◆ Instructions for the task: Apart from the pictures, the listing is to be returned exactly.

★ ★ ★ ★ ★

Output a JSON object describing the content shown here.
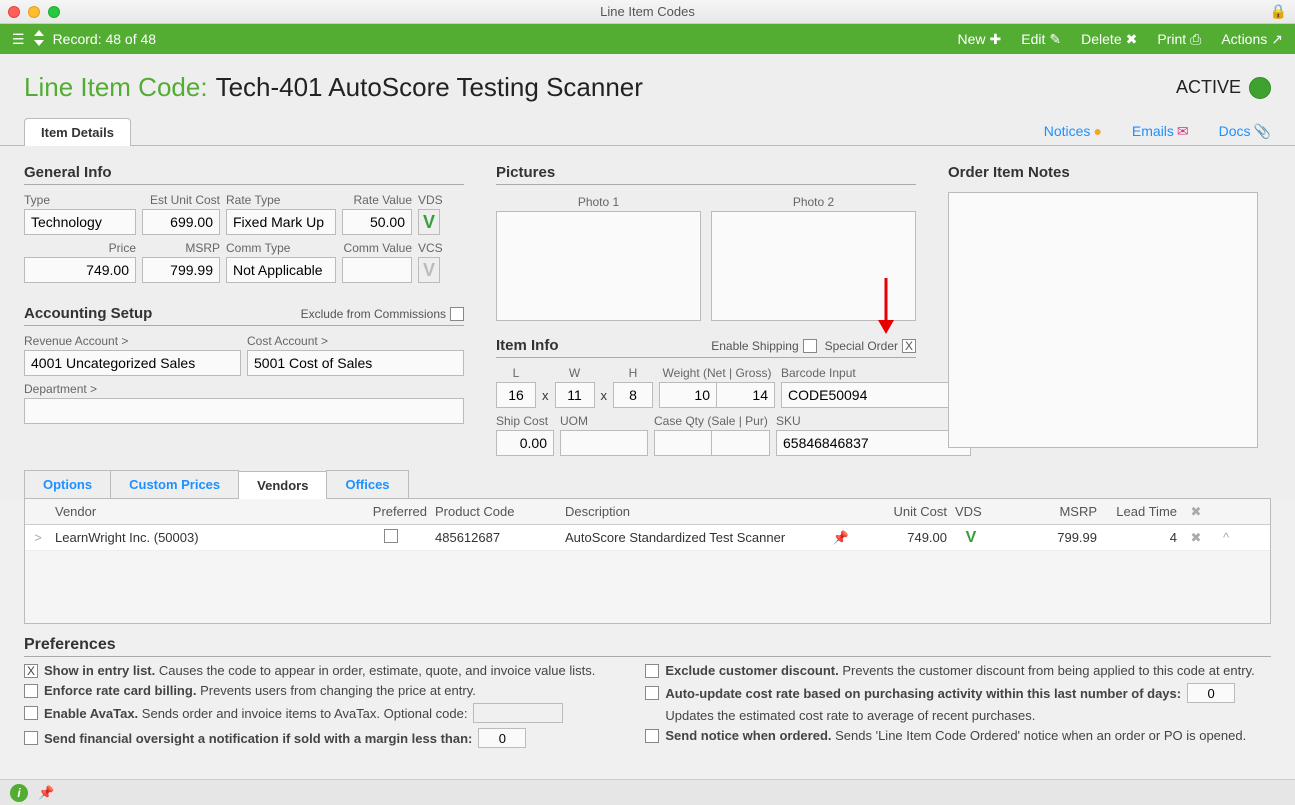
{
  "window": {
    "title": "Line Item Codes"
  },
  "greenbar": {
    "record": "Record: 48 of 48",
    "actions": {
      "new": "New",
      "edit": "Edit",
      "delete": "Delete",
      "print": "Print",
      "actions": "Actions"
    }
  },
  "page": {
    "title_label": "Line Item Code:",
    "title_value": "Tech-401 AutoScore Testing Scanner",
    "status": "ACTIVE"
  },
  "tabs": {
    "item_details": "Item Details"
  },
  "links": {
    "notices": "Notices",
    "emails": "Emails",
    "docs": "Docs"
  },
  "general": {
    "heading": "General Info",
    "labels": {
      "type": "Type",
      "est_cost": "Est Unit Cost",
      "rate_type": "Rate Type",
      "rate_value": "Rate Value",
      "vds": "VDS",
      "price": "Price",
      "msrp": "MSRP",
      "comm_type": "Comm Type",
      "comm_value": "Comm Value",
      "vcs": "VCS"
    },
    "type": "Technology",
    "est_cost": "699.00",
    "rate_type": "Fixed Mark Up",
    "rate_value": "50.00",
    "vds": "V",
    "price": "749.00",
    "msrp": "799.99",
    "comm_type": "Not Applicable",
    "comm_value": "",
    "vcs": "V"
  },
  "accounting": {
    "heading": "Accounting Setup",
    "exclude_label": "Exclude from Commissions",
    "labels": {
      "revenue": "Revenue Account >",
      "cost": "Cost Account >",
      "department": "Department >"
    },
    "revenue": "4001 Uncategorized Sales",
    "cost": "5001 Cost of Sales",
    "department": ""
  },
  "pictures": {
    "heading": "Pictures",
    "photo1": "Photo 1",
    "photo2": "Photo 2"
  },
  "item_info": {
    "heading": "Item Info",
    "enable_shipping": "Enable Shipping",
    "special_order": "Special Order",
    "special_order_checked": "X",
    "labels": {
      "L": "L",
      "W": "W",
      "H": "H",
      "weight": "Weight (Net | Gross)",
      "barcode": "Barcode Input",
      "ship_cost": "Ship Cost",
      "uom": "UOM",
      "case_qty": "Case Qty (Sale | Pur)",
      "sku": "SKU"
    },
    "L": "16",
    "W": "11",
    "H": "8",
    "weight_net": "10",
    "weight_gross": "14",
    "barcode": "CODE50094",
    "ship_cost": "0.00",
    "uom": "",
    "case_sale": "",
    "case_pur": "",
    "sku": "65846846837",
    "x_sep": "x"
  },
  "notes": {
    "heading": "Order Item Notes"
  },
  "subtabs": {
    "options": "Options",
    "custom_prices": "Custom Prices",
    "vendors": "Vendors",
    "offices": "Offices"
  },
  "vendor_table": {
    "columns": {
      "vendor": "Vendor",
      "preferred": "Preferred",
      "product_code": "Product Code",
      "description": "Description",
      "unit_cost": "Unit Cost",
      "vds": "VDS",
      "msrp": "MSRP",
      "lead_time": "Lead Time"
    },
    "row": {
      "vendor": "LearnWright Inc.  (50003)",
      "product_code": "485612687",
      "description": "AutoScore Standardized Test Scanner",
      "unit_cost": "749.00",
      "vds": "V",
      "msrp": "799.99",
      "lead_time": "4"
    }
  },
  "prefs": {
    "heading": "Preferences",
    "show_in_entry_bold": "Show in entry list.",
    "show_in_entry_desc": "Causes the code to appear in order, estimate, quote, and invoice value lists.",
    "enforce_bold": "Enforce rate card billing.",
    "enforce_desc": "Prevents users from changing the price at entry.",
    "avatax_bold": "Enable AvaTax.",
    "avatax_desc": "Sends order and invoice items to AvaTax. Optional code:",
    "margin_bold": "Send financial oversight a notification if sold with a margin less than:",
    "margin_value": "0",
    "exclude_bold": "Exclude customer discount.",
    "exclude_desc": "Prevents the customer discount from being applied to this code at entry.",
    "auto_bold": "Auto-update cost rate based on purchasing activity within this last number of days:",
    "auto_desc": "Updates the estimated cost rate to average of recent purchases.",
    "auto_value": "0",
    "notice_bold": "Send notice when ordered.",
    "notice_desc": "Sends 'Line Item Code Ordered' notice when an order or PO is opened.",
    "checked": "X"
  }
}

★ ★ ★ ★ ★

◆ Answer to the problem:
Output a JSON object describing the content shown here.
{
  "window": {
    "title": "Line Item Codes"
  },
  "greenbar": {
    "record": "Record: 48 of 48",
    "actions": {
      "new": "New",
      "edit": "Edit",
      "delete": "Delete",
      "print": "Print",
      "actions": "Actions"
    }
  },
  "page": {
    "title_label": "Line Item Code:",
    "title_value": "Tech-401 AutoScore Testing Scanner",
    "status": "ACTIVE"
  },
  "tabs": {
    "item_details": "Item Details"
  },
  "links": {
    "notices": "Notices",
    "emails": "Emails",
    "docs": "Docs"
  },
  "general": {
    "heading": "General Info",
    "labels": {
      "type": "Type",
      "est_cost": "Est Unit Cost",
      "rate_type": "Rate Type",
      "rate_value": "Rate Value",
      "vds": "VDS",
      "price": "Price",
      "msrp": "MSRP",
      "comm_type": "Comm Type",
      "comm_value": "Comm Value",
      "vcs": "VCS"
    },
    "type": "Technology",
    "est_cost": "699.00",
    "rate_type": "Fixed Mark Up",
    "rate_value": "50.00",
    "vds": "V",
    "price": "749.00",
    "msrp": "799.99",
    "comm_type": "Not Applicable",
    "comm_value": "",
    "vcs": "V"
  },
  "accounting": {
    "heading": "Accounting Setup",
    "exclude_label": "Exclude from Commissions",
    "labels": {
      "revenue": "Revenue Account >",
      "cost": "Cost Account >",
      "department": "Department >"
    },
    "revenue": "4001 Uncategorized Sales",
    "cost": "5001 Cost of Sales",
    "department": ""
  },
  "pictures": {
    "heading": "Pictures",
    "photo1": "Photo 1",
    "photo2": "Photo 2"
  },
  "item_info": {
    "heading": "Item Info",
    "enable_shipping": "Enable Shipping",
    "special_order": "Special Order",
    "special_order_checked": "X",
    "labels": {
      "L": "L",
      "W": "W",
      "H": "H",
      "weight": "Weight (Net | Gross)",
      "barcode": "Barcode Input",
      "ship_cost": "Ship Cost",
      "uom": "UOM",
      "case_qty": "Case Qty (Sale | Pur)",
      "sku": "SKU"
    },
    "L": "16",
    "W": "11",
    "H": "8",
    "weight_net": "10",
    "weight_gross": "14",
    "barcode": "CODE50094",
    "ship_cost": "0.00",
    "uom": "",
    "case_sale": "",
    "case_pur": "",
    "sku": "65846846837",
    "x_sep": "x"
  },
  "notes": {
    "heading": "Order Item Notes"
  },
  "subtabs": {
    "options": "Options",
    "custom_prices": "Custom Prices",
    "vendors": "Vendors",
    "offices": "Offices"
  },
  "vendor_table": {
    "columns": {
      "vendor": "Vendor",
      "preferred": "Preferred",
      "product_code": "Product Code",
      "description": "Description",
      "unit_cost": "Unit Cost",
      "vds": "VDS",
      "msrp": "MSRP",
      "lead_time": "Lead Time"
    },
    "row": {
      "vendor": "LearnWright Inc.  (50003)",
      "product_code": "485612687",
      "description": "AutoScore Standardized Test Scanner",
      "unit_cost": "749.00",
      "vds": "V",
      "msrp": "799.99",
      "lead_time": "4"
    }
  },
  "prefs": {
    "heading": "Preferences",
    "show_in_entry_bold": "Show in entry list.",
    "show_in_entry_desc": "Causes the code to appear in order, estimate, quote, and invoice value lists.",
    "enforce_bold": "Enforce rate card billing.",
    "enforce_desc": "Prevents users from changing the price at entry.",
    "avatax_bold": "Enable AvaTax.",
    "avatax_desc": "Sends order and invoice items to AvaTax. Optional code:",
    "margin_bold": "Send financial oversight a notification if sold with a margin less than:",
    "margin_value": "0",
    "exclude_bold": "Exclude customer discount.",
    "exclude_desc": "Prevents the customer discount from being applied to this code at entry.",
    "auto_bold": "Auto-update cost rate based on purchasing activity within this last number of days:",
    "auto_desc": "Updates the estimated cost rate to average of recent purchases.",
    "auto_value": "0",
    "notice_bold": "Send notice when ordered.",
    "notice_desc": "Sends 'Line Item Code Ordered' notice when an order or PO is opened.",
    "checked": "X"
  }
}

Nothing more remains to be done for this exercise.